:: GIVEN ENTRIES

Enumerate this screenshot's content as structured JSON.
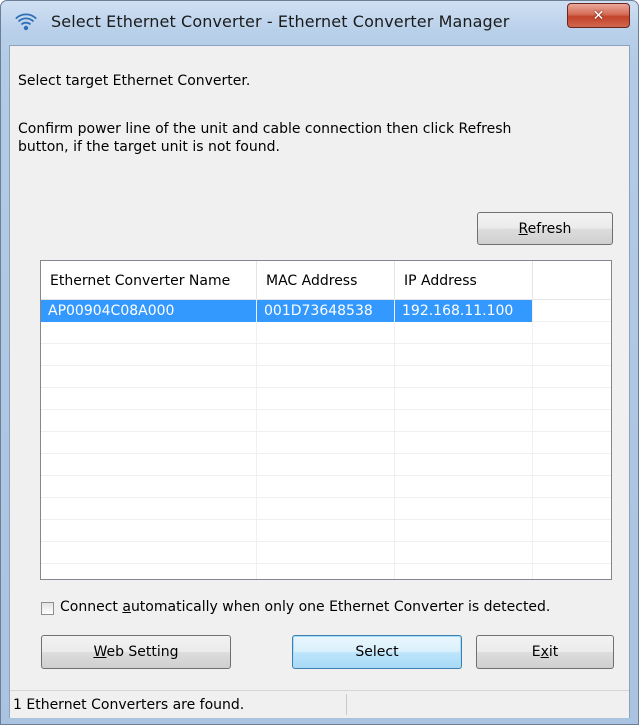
{
  "window": {
    "title": "Select Ethernet Converter - Ethernet Converter Manager",
    "icon": "wifi-icon",
    "close_glyph": "✕"
  },
  "instructions": {
    "line1": "Select target Ethernet Converter.",
    "line2": "Confirm power line of the unit and cable connection then click Refresh",
    "line3": "button, if the target unit is not found."
  },
  "buttons": {
    "refresh": {
      "pre": "",
      "ul": "R",
      "post": "efresh"
    },
    "web_setting": {
      "pre": "",
      "ul": "W",
      "post": "eb Setting"
    },
    "select": "Select",
    "exit": {
      "pre": "E",
      "ul": "x",
      "post": "it"
    }
  },
  "list": {
    "columns": [
      "Ethernet Converter Name",
      "MAC Address",
      "IP Address"
    ],
    "rows": [
      {
        "name": "AP00904C08A000",
        "mac": "001D73648538",
        "ip": "192.168.11.100",
        "selected": true
      }
    ]
  },
  "auto_connect": {
    "checked": false,
    "pre": "Connect ",
    "ul": "a",
    "post": "utomatically when only one Ethernet Converter is detected."
  },
  "status": {
    "text": "1 Ethernet Converters are found."
  },
  "colors": {
    "selection": "#3399ff",
    "dialog_bg": "#f0f0f0"
  }
}
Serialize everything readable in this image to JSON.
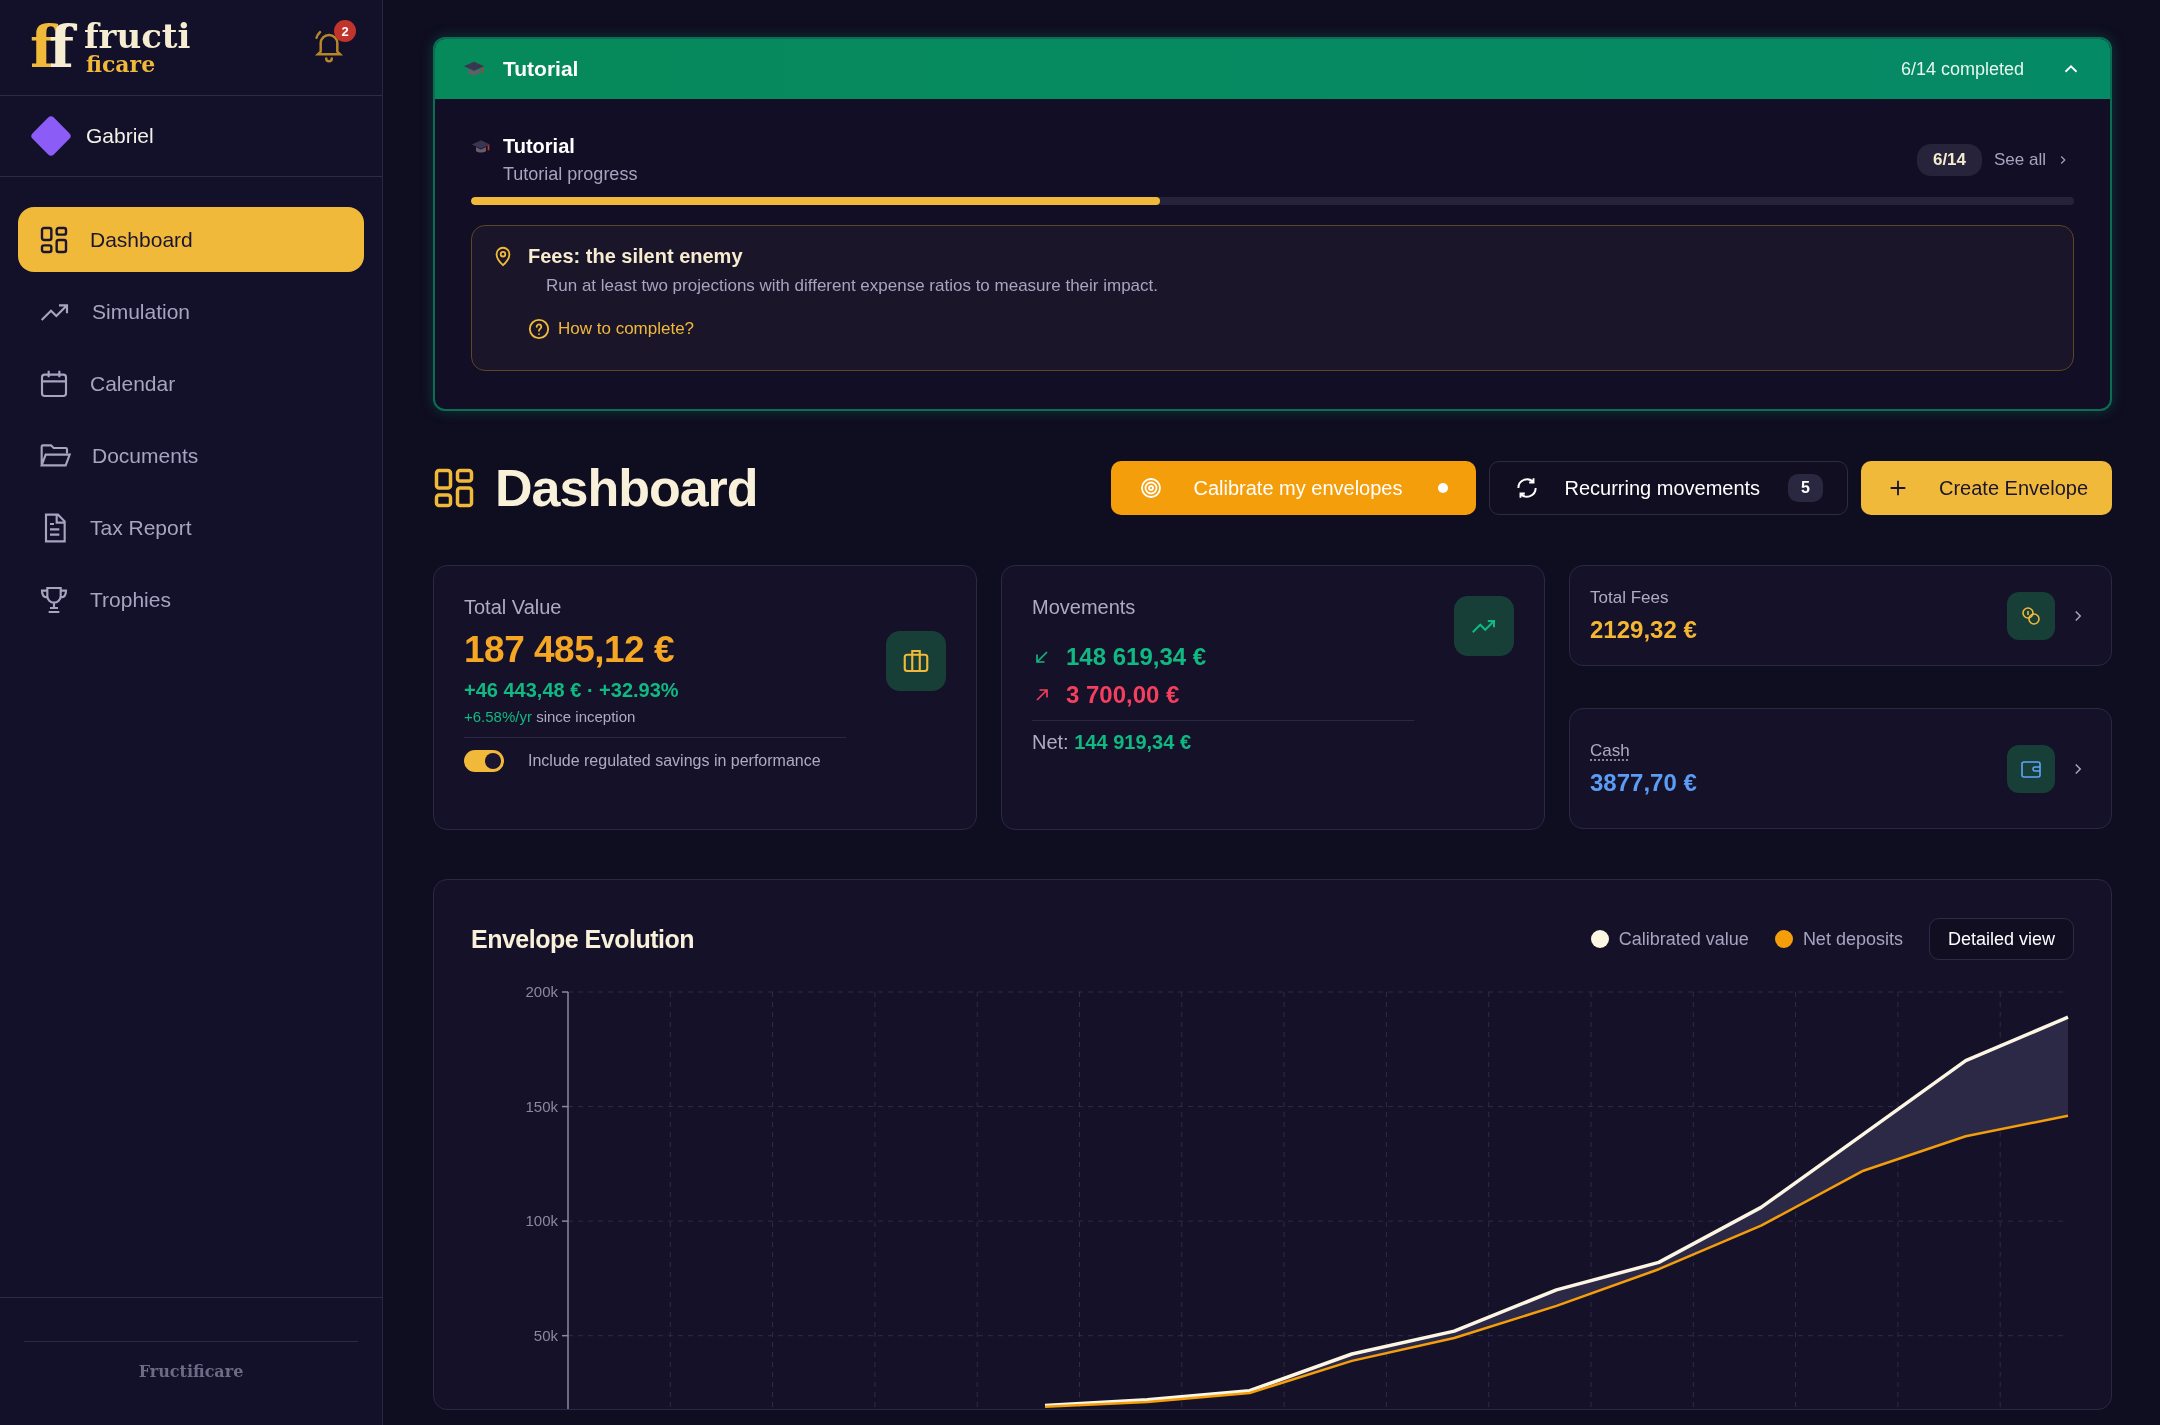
{
  "sidebar": {
    "logo": {
      "mark": [
        {
          "letter": "f",
          "color": "#f0b93a"
        },
        {
          "letter": "f",
          "color": "#f5ecd2"
        }
      ],
      "top": "fructi",
      "bottom": "ficare"
    },
    "notifications": {
      "count": "2"
    },
    "user": {
      "name": "Gabriel"
    },
    "nav": [
      {
        "label": "Dashboard",
        "selected": true
      },
      {
        "label": "Simulation",
        "selected": false
      },
      {
        "label": "Calendar",
        "selected": false
      },
      {
        "label": "Documents",
        "selected": false
      },
      {
        "label": "Tax Report",
        "selected": false
      },
      {
        "label": "Trophies",
        "selected": false
      }
    ],
    "footer": "Fructificare"
  },
  "tutorial": {
    "title": "Tutorial",
    "status": "6/14 completed",
    "expanded": true,
    "heading": "Tutorial",
    "subtitle": "Tutorial progress",
    "badge": "6/14",
    "see_all": "See all",
    "level": 0.43,
    "task": {
      "title": "Fees: the silent enemy",
      "description": "Run at least two projections with different expense ratios to measure their impact.",
      "help": "How to complete?"
    }
  },
  "page": {
    "title": "Dashboard",
    "actions": [
      {
        "kind": "calibrate",
        "label": "Calibrate my envelopes",
        "dot": true
      },
      {
        "kind": "recurring",
        "label": "Recurring movements",
        "count": "5"
      },
      {
        "kind": "create",
        "label": "Create Envelope"
      }
    ]
  },
  "total_value": {
    "label": "Total Value",
    "value": "187 485,12 €",
    "gain": "+46 443,48 € · +32.93%",
    "rate": "+6.58%/yr",
    "rate_note": "since inception",
    "toggle": {
      "label": "Include regulated savings in performance",
      "on": true
    }
  },
  "movements": {
    "label": "Movements",
    "inflow": "148 619,34 €",
    "outflow": "3 700,00 €",
    "net_label": "Net:",
    "net": "144 919,34 €"
  },
  "fees": {
    "label": "Total Fees",
    "value": "2129,32 €"
  },
  "cash": {
    "label": "Cash",
    "value": "3877,70 €"
  },
  "chart": {
    "title": "Envelope Evolution",
    "button": "Detailed view",
    "chart_data": {
      "type": "line",
      "grid": true,
      "ylim": [
        18000,
        200000
      ],
      "yticks": [
        {
          "value": 50000,
          "label": "50k"
        },
        {
          "value": 100000,
          "label": "100k"
        },
        {
          "value": 150000,
          "label": "150k"
        },
        {
          "value": 200000,
          "label": "200k"
        }
      ],
      "series": [
        {
          "name": "Calibrated value",
          "type": "area",
          "color": "#fdf6e3",
          "values": [
            19500,
            22000,
            26000,
            42000,
            52000,
            70000,
            82000,
            106000,
            138000,
            170000,
            189000
          ]
        },
        {
          "name": "Net deposits",
          "type": "line",
          "color": "#f59e0b",
          "values": [
            19000,
            21000,
            25000,
            39000,
            49000,
            63000,
            79000,
            98000,
            122000,
            137000,
            146000
          ]
        }
      ]
    }
  }
}
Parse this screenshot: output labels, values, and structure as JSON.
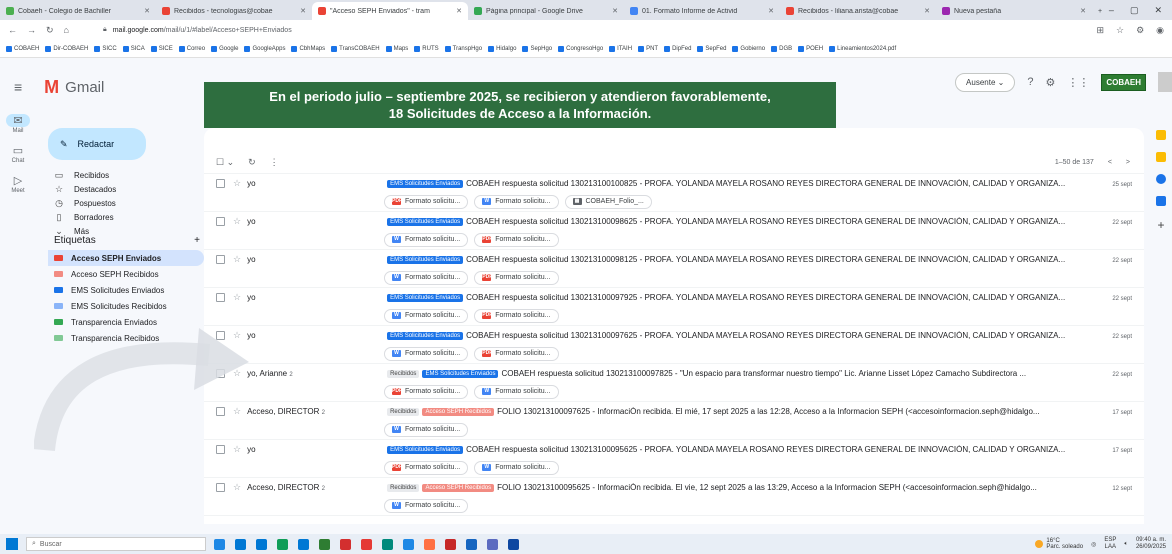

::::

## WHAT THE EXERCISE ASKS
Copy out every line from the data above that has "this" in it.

## TASK OUTPUT
Enumerate this screenshot's content as structured JSON.
Serialize everything readable in this image to JSON.
Parse this screenshot: output labels, values, and structure as JSON.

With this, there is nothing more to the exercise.